Stakes are high in creation of Medicare drug benefit

June 2, 2003

Nevada College of Pharmacy convenes symposium on the subject of Medicare drug benefit.

 

GOVERNMENT and LAW

Stakes are high in creation of Medicare drug benefit

The politics being waged over the Medicare outpatient drug benefit are "vicious ugly," warned John Rector, senior VP for government affairs and general counsel of the National Community Pharmacists Association. "There is virtually stark disagreement on all of the issues." He was speaking at the First Annual National Health Issues Symposium, hosted by the Nevada College of Pharmacy, in Las Vegas last month. The private college is graduating its first class of about 35 students this year.

Drug manufacturers are running scared from the Medicare drug benefit proposal, since it might mean price control and the loss of billions of dollars for them, Rector told the audience. And for pharmacists as well, he noted, a Medicare drug benefit controlled by pharmacy benefit managers is a concern. Pharmacists want to be able to negotiate with PBMs on contracts, and they want seniors to have freedom of choice regarding their pharmacy.

In the absence of a Medicare drug benefit, seniors are resorting to many tactics to lower their drug cost; they buy medications from Canada or use Rx discount cards from manufacturers, noted Steve Schondelmeyer, Pharm.D., director of the Prime Institute at the University of Minnesota.

But these measures are flawed, Schondelmeyer warned. In the case of purchasing cross-border drugs, that's "not exactly legal," he said. And as far as drug discount cards are concerned, many offer brand drugs when lower-cost generics are available or provide products that are rarely used by seniors, such as HIV medications. "These programs are entirely at the whim of the drug firm. They offer minimal discounts and squeeze money out of the pharmacists' pockets," he said.

Rector said he isn't sure if a Medicare drug benefit will make it through Congress before the 2004 Presidential race. He believes the final result will be a mix of legislation from both parties.
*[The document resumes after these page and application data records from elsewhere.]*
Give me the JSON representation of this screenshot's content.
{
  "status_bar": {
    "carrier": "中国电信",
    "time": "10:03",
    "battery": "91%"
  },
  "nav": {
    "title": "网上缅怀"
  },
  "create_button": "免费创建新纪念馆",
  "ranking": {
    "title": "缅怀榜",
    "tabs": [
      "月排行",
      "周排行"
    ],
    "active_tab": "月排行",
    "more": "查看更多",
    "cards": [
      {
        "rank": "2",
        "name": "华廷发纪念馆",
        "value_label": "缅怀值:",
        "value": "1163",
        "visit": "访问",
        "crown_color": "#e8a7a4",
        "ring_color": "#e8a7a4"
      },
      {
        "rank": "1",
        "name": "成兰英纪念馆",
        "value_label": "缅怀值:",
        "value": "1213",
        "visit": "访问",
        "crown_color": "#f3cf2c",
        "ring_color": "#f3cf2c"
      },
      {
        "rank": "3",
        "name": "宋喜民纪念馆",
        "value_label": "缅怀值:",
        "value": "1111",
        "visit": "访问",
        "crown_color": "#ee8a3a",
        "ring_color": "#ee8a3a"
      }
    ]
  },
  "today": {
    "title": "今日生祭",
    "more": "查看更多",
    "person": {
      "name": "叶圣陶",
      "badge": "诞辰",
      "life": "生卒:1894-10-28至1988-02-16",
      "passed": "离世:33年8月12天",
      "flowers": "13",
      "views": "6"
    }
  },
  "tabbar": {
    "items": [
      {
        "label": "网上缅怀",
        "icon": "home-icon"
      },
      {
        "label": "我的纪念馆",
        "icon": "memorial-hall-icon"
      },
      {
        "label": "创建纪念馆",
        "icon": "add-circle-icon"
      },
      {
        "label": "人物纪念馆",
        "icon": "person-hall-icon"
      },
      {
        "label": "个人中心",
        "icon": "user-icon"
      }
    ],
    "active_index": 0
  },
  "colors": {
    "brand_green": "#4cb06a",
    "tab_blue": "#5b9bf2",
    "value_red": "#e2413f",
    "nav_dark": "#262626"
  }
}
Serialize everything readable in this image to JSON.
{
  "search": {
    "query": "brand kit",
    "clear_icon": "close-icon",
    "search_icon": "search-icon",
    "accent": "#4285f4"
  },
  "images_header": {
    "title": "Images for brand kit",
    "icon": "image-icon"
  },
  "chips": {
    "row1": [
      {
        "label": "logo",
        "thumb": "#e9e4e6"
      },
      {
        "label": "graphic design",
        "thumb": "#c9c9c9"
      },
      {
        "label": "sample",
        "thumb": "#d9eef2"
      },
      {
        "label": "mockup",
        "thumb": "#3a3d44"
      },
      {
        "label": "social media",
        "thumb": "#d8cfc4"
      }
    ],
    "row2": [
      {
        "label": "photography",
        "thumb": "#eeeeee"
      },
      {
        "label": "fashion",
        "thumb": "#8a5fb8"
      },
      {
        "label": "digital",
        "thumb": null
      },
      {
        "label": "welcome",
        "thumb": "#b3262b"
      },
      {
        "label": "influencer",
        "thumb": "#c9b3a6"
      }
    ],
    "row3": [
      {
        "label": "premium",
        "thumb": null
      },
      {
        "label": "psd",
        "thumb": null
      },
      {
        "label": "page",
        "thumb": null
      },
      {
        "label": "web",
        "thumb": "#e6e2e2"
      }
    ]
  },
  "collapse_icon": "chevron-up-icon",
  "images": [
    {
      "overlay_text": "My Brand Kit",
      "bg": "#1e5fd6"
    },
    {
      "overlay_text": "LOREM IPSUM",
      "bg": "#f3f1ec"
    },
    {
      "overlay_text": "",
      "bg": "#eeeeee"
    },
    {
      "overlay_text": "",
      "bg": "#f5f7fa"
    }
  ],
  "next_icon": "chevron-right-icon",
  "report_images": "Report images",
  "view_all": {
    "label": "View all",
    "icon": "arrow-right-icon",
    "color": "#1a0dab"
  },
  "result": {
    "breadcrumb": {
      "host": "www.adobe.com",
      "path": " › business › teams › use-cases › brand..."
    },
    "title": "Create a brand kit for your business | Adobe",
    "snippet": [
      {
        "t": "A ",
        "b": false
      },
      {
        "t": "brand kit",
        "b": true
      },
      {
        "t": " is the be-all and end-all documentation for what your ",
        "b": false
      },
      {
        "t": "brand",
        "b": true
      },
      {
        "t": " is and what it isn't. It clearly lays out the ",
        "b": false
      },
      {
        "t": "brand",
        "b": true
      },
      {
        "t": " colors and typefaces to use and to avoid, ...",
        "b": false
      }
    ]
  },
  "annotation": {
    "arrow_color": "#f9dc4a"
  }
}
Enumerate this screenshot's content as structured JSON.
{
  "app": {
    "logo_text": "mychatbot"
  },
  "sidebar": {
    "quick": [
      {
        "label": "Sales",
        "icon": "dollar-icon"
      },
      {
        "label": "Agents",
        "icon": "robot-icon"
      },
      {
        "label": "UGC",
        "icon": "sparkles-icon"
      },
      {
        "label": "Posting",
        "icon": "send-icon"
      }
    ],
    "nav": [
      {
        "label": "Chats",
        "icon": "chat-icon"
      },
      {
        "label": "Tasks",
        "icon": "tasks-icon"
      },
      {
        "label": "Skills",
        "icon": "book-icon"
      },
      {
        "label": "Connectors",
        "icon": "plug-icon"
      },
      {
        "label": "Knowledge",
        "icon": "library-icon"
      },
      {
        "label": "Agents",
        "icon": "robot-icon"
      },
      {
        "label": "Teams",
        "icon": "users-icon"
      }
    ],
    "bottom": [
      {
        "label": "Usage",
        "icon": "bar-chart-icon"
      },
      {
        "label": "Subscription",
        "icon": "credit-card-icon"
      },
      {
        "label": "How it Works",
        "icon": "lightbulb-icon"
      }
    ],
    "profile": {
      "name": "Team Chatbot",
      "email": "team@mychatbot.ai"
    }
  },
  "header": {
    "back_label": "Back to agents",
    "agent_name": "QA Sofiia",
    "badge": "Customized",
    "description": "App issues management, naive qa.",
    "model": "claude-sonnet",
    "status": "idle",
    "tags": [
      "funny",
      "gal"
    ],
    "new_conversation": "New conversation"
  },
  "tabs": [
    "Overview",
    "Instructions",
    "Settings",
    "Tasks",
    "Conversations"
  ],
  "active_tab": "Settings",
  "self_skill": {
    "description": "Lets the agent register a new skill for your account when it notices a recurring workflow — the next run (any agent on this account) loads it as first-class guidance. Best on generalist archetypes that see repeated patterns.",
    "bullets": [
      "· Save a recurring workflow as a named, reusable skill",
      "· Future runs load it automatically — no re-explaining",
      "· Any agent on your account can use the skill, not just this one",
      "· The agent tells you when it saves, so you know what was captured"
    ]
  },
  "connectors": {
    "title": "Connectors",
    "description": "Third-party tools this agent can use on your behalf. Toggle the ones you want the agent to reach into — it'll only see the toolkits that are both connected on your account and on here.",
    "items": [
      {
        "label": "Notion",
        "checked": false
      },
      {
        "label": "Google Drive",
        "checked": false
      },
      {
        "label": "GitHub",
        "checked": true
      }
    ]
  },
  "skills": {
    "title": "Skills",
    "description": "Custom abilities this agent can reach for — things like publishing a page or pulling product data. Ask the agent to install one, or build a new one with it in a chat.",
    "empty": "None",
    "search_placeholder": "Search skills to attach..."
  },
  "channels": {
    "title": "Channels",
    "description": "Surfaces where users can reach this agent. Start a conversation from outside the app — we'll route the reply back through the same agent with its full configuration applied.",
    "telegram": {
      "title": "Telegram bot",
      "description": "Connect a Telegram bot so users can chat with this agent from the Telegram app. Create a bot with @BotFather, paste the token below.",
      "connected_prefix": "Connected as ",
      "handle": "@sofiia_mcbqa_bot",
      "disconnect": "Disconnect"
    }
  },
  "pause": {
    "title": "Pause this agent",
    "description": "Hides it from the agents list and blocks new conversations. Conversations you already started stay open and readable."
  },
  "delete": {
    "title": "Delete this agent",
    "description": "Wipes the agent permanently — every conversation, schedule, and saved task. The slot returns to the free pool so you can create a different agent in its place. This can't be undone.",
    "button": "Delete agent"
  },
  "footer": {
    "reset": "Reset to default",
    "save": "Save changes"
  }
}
Babette May-Herrmann

The author is a writer based in Las Vegas.

 



Babette Herrmann. Stakes are high in creation of Medicare drug benefit.

Drug Topics

Jun. 2, 2003;147:58.